MS. EMANUELLI: -but there were ideas. And Steven Poster, who's a cinematographer, and actually the president of the Cinematographer-I don't know, the society; the, you know, Association of Cinematographers [American Society of Cinematographers], and works in feature films, has helped Carol put together that group of people. And then Steve Fenton, who's a worldwide creative director-has been; just recently retired from a huge advertising agency-was going to be the writer. I'm not sure now that he will be the main writer because I think he's finding it way bigger than he ever thought it could be. [Laughs.] But-

MR. BASSLER: Yeah, but then how do you pare it down? That's another thing too.

MS. EMANUELLI: Well that-yeah, now, that's one of the things I said about complexity-I don't know if you were listening in, but when I was first opening the thing, the more you get into the complexities of the subject, the more complex it becomes. And the process is one of really synthesizing and narrowing down to essences so that you can get the most important thing out of it. But until-from my point of view, until you've had that, you don't really know-until you have the broad picture, you can't find the essence.


MS. EMANUELLI: You have to really see all the sides of it first. So I'm-that's what I'm hoping will happen. But-

MR. BASSLER: I have got to-


Last updated...September 7, 2006


How to Use This Collection

Transcript available online.

Transcript available on the Archives of American Art website.

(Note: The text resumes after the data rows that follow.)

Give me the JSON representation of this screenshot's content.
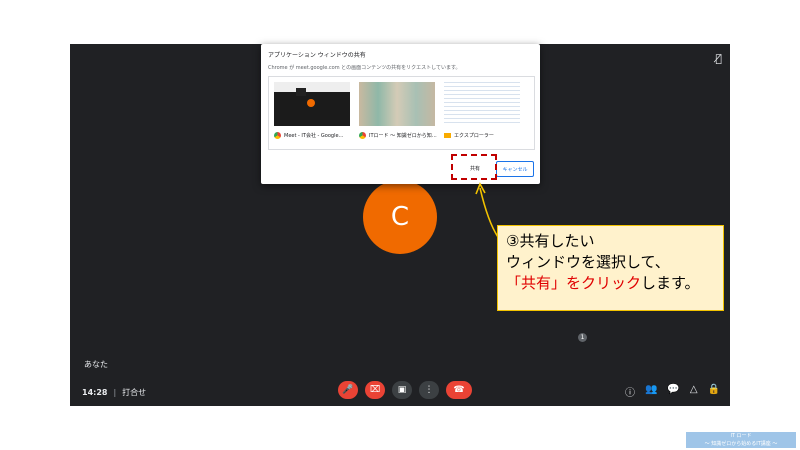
{
  "dialog": {
    "title": "アプリケーション ウィンドウの共有",
    "subtitle": "Chrome が meet.google.com との画面コンテンツの共有をリクエストしています。",
    "windows": [
      {
        "label": "Meet - IT会社 - Google…",
        "icon": "chrome-icon"
      },
      {
        "label": "ITロード ～ 知識ゼロから知…",
        "icon": "chrome-icon"
      },
      {
        "label": "エクスプローラー",
        "icon": "folder-icon"
      }
    ],
    "share_label": "共有",
    "cancel_label": "キャンセル"
  },
  "meeting": {
    "avatar_letter": "C",
    "you_label": "あなた",
    "time": "14:28",
    "separator": "|",
    "meeting_name": "打合せ",
    "participant_count": "1"
  },
  "callout": {
    "line1": "③共有したい",
    "line2": "ウィンドウを選択して、",
    "line3_red": "「共有」をクリック",
    "line3_rest": "します。"
  },
  "watermark": {
    "line1": "IT ロード",
    "line2": "～ 知識ゼロから始めるIT講座 ～"
  },
  "colors": {
    "meet_bg": "#202124",
    "avatar": "#f06a00",
    "end_call": "#ea4335",
    "highlight": "#c00000",
    "callout_bg": "#fff2cc",
    "arrow": "#f2c200"
  }
}
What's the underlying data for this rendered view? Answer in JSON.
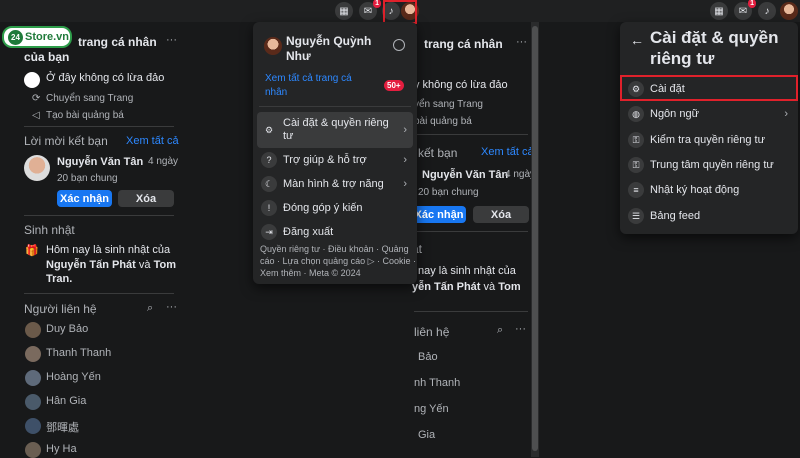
{
  "brand": {
    "logo_num": "24",
    "logo_text": "Store.vn"
  },
  "left": {
    "pages_title_1": "trang cá nhân",
    "pages_title_2": "của bạn",
    "page_name": "Ở đây không có lừa đảo",
    "switch_label": "Chuyển sang Trang",
    "ad_label": "Tạo bài quảng bá",
    "friend_req_title": "Lời mời kết bạn",
    "see_all": "Xem tất cả",
    "friend_name": "Nguyễn Văn Tân",
    "friend_time": "4 ngày",
    "mutual": "20 bạn chung",
    "confirm": "Xác nhận",
    "delete": "Xóa",
    "birthday_title": "Sinh nhật",
    "bday_line1": "Hôm nay là sinh nhật của",
    "bday_name1": "Nguyễn Tấn Phát",
    "bday_and": "và",
    "bday_name2": "Tom",
    "bday_name3": "Tran.",
    "contacts_title": "Người liên hệ",
    "contacts": [
      "Duy Bảo",
      "Thanh Thanh",
      "Hoàng Yến",
      "Hân Gia",
      "鄧暉處",
      "Hy Ha"
    ]
  },
  "account_menu": {
    "user_name_1": "Nguyễn Quỳnh",
    "user_name_2": "Như",
    "see_pages_1": "Xem tất cả trang cá",
    "see_pages_2": "nhân",
    "pages_badge": "50+",
    "items": [
      {
        "label_1": "Cài đặt & quyền riêng",
        "label_2": "tư",
        "icon": "gear-icon"
      },
      {
        "label_1": "Trợ giúp & hỗ trợ",
        "icon": "help-icon"
      },
      {
        "label_1": "Màn hình & trợ năng",
        "icon": "moon-icon"
      },
      {
        "label_1": "Đóng góp ý kiến",
        "icon": "feedback-icon"
      },
      {
        "label_1": "Đăng xuất",
        "icon": "logout-icon"
      }
    ],
    "footer_1": "Quyền riêng tư · Điều khoản · Quảng",
    "footer_2": "cáo · Lựa chọn quảng cáo ▷ · Cookie ·",
    "footer_3": "Xem thêm · Meta © 2024"
  },
  "middle": {
    "pages_title": "trang cá nhân",
    "page_name": "y không có lừa đảo",
    "switch_label": "yển sang Trang",
    "ad_label": "bài quảng bá",
    "friend_req_title": "kết bạn",
    "see_all": "Xem tất cả",
    "friend_name": "Nguyễn Văn Tân",
    "friend_time": "4 ngày",
    "mutual": "20 bạn chung",
    "confirm": "Xác nhận",
    "delete": "Xóa",
    "birthday_title": "ật",
    "bday_line1": "nay là sinh nhật của",
    "bday_names": "yễn Tấn Phát",
    "bday_and": "và",
    "bday_name2": "Tom",
    "contacts_title": "liên hệ",
    "contacts": [
      "Bảo",
      "nh Thanh",
      "ng Yến",
      "Gia"
    ]
  },
  "settings_panel": {
    "back": "←",
    "title_1": "Cài đặt & quyền",
    "title_2": "riêng tư",
    "items": [
      {
        "label": "Cài đặt",
        "icon": "gear-icon"
      },
      {
        "label": "Ngôn ngữ",
        "icon": "globe-icon"
      },
      {
        "label": "Kiểm tra quyền riêng tư",
        "icon": "lock-check-icon"
      },
      {
        "label": "Trung tâm quyền riêng tư",
        "icon": "lock-icon"
      },
      {
        "label": "Nhật ký hoạt động",
        "icon": "list-icon"
      },
      {
        "label": "Bảng feed",
        "icon": "sliders-icon"
      }
    ]
  },
  "topbar": {
    "grid": "⋮⋮",
    "messenger": "✉",
    "bell": "🔔",
    "messenger_badge": "1"
  }
}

Quotes and excerpts must be cited as follows: Oral history interview with James Bassler, 2002 February 11-June 6. Archives of American Art, Smithsonian Institution.